COLLBRAN, Colo. -- At the Mesa County Central Services Building, multiple county agencies were monitoring movement of the landslide with live cameras and other equipment to ensure safety of residents in the area.
With the memory of the 2014 landslide fresh in their minds, the Collbran area could face the potential of another slide Friday night.
Local officials did't wasting any time sounding the alarm, letting residents in Collbran know they need to be prepared to evacuate at a moment's notice.
“It is Mother Nature so it is unpredictable,” said Pete Baier the director of Public Works.
"Two years ago, almost to the date, we had a landslide, we placed a number of monitoring equipment on the land slide to give us early warning and to give us a feel of what the land slide is doing,” Baier said. “That equipment included equipment to watch the pond level, the pond gauge, and also equipment to watch land mass and some visual cameras.”

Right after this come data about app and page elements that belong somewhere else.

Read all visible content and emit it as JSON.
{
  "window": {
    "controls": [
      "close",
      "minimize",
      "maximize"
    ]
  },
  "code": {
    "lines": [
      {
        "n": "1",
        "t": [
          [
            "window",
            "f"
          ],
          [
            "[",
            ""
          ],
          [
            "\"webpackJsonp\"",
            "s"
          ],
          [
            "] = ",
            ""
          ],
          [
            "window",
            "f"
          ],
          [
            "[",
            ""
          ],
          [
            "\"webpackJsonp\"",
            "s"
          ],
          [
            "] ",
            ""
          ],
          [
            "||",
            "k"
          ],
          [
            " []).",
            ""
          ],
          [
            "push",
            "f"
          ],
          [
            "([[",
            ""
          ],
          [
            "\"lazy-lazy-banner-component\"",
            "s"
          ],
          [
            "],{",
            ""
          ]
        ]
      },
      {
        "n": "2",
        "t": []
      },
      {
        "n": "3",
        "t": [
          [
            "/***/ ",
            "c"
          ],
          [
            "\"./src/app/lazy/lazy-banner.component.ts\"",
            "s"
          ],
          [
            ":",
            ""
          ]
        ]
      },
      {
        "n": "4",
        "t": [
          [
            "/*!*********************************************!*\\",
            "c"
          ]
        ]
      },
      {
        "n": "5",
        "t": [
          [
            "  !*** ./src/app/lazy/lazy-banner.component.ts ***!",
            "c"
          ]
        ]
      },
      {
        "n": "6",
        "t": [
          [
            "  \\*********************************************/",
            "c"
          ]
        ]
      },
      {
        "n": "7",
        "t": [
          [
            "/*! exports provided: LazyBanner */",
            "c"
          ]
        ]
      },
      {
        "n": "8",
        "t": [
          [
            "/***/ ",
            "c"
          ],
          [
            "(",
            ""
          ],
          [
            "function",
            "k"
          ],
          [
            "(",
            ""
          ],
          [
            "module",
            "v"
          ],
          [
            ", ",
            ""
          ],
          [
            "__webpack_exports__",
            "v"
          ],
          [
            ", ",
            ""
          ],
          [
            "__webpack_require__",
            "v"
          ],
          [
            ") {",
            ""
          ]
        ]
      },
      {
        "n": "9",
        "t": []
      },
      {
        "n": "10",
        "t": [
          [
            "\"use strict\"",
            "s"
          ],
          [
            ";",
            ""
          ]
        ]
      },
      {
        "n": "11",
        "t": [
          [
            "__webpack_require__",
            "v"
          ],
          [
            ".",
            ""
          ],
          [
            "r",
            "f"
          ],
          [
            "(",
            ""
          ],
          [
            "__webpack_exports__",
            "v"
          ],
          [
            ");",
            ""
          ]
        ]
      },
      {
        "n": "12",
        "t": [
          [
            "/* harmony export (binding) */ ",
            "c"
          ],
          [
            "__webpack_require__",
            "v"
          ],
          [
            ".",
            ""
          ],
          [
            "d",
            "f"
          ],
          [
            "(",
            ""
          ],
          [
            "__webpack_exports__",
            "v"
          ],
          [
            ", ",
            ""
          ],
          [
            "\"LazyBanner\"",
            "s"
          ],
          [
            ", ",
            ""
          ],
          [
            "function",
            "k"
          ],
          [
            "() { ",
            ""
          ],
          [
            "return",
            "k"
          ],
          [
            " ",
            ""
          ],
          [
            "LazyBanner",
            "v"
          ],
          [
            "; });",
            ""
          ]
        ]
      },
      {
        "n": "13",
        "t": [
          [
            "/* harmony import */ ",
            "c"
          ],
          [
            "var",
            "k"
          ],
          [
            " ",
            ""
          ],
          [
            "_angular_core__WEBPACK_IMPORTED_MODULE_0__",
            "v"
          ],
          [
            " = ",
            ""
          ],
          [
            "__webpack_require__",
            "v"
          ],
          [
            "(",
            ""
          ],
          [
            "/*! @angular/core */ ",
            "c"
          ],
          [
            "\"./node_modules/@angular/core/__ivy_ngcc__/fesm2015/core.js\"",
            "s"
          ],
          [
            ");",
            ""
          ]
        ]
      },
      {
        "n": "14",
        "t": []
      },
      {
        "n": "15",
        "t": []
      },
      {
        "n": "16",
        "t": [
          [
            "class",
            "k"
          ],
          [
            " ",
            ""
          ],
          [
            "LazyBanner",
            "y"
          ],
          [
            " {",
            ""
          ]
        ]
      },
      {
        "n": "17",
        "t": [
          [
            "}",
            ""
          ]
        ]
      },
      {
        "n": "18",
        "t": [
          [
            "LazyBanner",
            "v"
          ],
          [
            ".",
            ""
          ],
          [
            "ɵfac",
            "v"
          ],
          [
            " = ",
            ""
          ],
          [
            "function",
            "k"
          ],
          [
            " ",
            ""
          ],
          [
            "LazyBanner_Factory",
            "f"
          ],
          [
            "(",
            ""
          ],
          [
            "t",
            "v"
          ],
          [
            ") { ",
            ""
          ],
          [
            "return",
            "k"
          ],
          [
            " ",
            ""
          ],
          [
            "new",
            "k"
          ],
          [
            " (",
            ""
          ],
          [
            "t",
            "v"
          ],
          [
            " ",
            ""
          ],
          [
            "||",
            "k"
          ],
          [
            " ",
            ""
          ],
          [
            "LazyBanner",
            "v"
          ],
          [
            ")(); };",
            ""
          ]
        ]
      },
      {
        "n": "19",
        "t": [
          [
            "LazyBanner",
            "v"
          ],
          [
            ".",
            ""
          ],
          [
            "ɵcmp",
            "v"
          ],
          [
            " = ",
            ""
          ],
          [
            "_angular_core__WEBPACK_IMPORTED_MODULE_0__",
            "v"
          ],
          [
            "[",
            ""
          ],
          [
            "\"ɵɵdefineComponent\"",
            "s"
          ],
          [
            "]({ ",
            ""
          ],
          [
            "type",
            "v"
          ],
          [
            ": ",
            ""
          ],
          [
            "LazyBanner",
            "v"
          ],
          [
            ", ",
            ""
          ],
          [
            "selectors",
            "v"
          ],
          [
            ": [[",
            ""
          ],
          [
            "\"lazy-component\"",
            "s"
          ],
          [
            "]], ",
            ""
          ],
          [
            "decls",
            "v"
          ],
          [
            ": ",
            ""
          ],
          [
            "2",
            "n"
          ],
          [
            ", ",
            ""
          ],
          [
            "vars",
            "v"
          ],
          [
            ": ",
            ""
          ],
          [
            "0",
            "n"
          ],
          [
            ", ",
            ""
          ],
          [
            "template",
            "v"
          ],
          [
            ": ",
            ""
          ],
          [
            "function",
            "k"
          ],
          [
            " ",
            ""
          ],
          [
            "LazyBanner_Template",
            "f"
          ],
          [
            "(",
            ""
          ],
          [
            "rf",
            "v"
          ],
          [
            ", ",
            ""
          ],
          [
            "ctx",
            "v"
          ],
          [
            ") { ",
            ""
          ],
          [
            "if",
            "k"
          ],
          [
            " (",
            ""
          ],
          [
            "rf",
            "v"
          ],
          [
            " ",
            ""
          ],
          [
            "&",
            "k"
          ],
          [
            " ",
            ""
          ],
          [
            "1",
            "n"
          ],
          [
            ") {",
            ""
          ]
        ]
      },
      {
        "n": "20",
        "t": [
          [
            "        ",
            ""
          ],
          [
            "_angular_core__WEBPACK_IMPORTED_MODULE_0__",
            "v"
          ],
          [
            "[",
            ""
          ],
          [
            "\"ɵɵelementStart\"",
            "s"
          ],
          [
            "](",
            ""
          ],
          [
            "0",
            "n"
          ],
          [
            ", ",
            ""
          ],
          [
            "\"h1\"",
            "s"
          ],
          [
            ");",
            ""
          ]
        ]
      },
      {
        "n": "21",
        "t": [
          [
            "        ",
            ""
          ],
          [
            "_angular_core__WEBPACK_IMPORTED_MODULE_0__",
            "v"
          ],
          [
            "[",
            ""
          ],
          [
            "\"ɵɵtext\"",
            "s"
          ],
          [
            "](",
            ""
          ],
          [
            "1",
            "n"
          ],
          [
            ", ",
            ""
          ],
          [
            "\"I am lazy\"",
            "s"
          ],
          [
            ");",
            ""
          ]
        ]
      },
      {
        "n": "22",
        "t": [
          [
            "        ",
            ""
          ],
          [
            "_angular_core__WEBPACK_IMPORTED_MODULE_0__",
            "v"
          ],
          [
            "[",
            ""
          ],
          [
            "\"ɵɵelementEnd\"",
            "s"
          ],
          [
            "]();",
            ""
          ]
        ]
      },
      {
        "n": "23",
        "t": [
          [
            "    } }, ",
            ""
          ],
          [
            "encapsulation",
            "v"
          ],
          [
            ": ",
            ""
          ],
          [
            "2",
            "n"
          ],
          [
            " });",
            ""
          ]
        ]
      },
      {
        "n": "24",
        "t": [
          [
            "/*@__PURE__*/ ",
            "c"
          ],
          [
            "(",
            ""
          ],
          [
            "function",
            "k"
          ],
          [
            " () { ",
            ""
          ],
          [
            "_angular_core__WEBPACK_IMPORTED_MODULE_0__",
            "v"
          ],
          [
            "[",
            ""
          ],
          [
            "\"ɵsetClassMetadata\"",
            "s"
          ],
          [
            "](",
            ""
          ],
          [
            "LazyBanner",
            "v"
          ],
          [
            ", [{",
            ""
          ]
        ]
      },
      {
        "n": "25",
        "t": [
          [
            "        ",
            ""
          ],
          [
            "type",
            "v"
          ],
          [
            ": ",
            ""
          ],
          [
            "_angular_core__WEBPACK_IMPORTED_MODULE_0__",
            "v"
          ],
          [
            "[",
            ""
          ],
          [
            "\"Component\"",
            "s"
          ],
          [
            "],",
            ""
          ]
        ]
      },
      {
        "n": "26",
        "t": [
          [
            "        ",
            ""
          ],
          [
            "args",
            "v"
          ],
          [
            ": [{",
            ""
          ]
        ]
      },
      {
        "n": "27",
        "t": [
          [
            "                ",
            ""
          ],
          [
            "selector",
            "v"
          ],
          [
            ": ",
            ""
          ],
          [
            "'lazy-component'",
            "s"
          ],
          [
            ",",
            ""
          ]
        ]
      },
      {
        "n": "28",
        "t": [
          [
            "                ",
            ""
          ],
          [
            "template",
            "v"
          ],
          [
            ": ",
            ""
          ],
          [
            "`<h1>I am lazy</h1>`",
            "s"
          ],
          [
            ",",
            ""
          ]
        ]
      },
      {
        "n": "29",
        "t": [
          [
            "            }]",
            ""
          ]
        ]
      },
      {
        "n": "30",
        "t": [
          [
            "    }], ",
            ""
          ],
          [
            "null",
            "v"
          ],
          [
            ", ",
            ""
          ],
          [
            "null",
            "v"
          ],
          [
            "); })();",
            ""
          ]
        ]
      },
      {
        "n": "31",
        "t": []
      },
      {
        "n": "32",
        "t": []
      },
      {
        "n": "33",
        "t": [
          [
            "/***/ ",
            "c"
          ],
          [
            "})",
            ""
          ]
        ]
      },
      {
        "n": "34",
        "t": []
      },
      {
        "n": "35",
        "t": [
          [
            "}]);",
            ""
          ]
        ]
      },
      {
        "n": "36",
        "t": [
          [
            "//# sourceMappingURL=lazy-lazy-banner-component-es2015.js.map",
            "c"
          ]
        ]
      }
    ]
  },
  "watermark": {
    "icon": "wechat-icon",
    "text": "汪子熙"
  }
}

One water monitor went off Friday around 4:45 a.m. and an hour later a fast flowing stream of water cut through the land mass creating a channel about 100 feet deep and couple hundred feet wide.
“We were prepared for this...we had meetings last couple weeks and equipment staged and sand bags staged," Baier said. "That being said we still have a fluid situation...the water is still flowing out of the pond... we continue to watch the land masses to see if the land masses were going to move,” Baier said.
it's hard to say how much water is going to build up there during the spring runoff. And it's actually just best to let nature run its course and find its way down the slide mass," explained Matt Morgan from the Colorado Geological survey.
All that water, moving through a former landslide could cause another slide at any moment, which is why Salt Creek and Collbran residents were placed on standby in case they needed to evacuate.
“This is a perfect demonstration that emergencies happened when we least expect them. It’s important to have a kit, have a plan, and be informed about the hazards that affect you, and be ready to respond in a moment’s notice,” said Andy Martsolf, Mesa County Emergency Manager.
The Collbran remained under a flash flood warning and a land slide warning. Authorities said they will be monitoring the area until it has stabilized and there is no longer immediate danger.
Emergency managers added that in order to be aware of an emergency it’s good to sign up for local emergency notifications.
In case of an event like a landslide or any incident affecting you neighborhood you will receive a number of alerts to your mobile or home phone.
Information on how to register for notifications GJcity.org or click on the link on the side of your screen.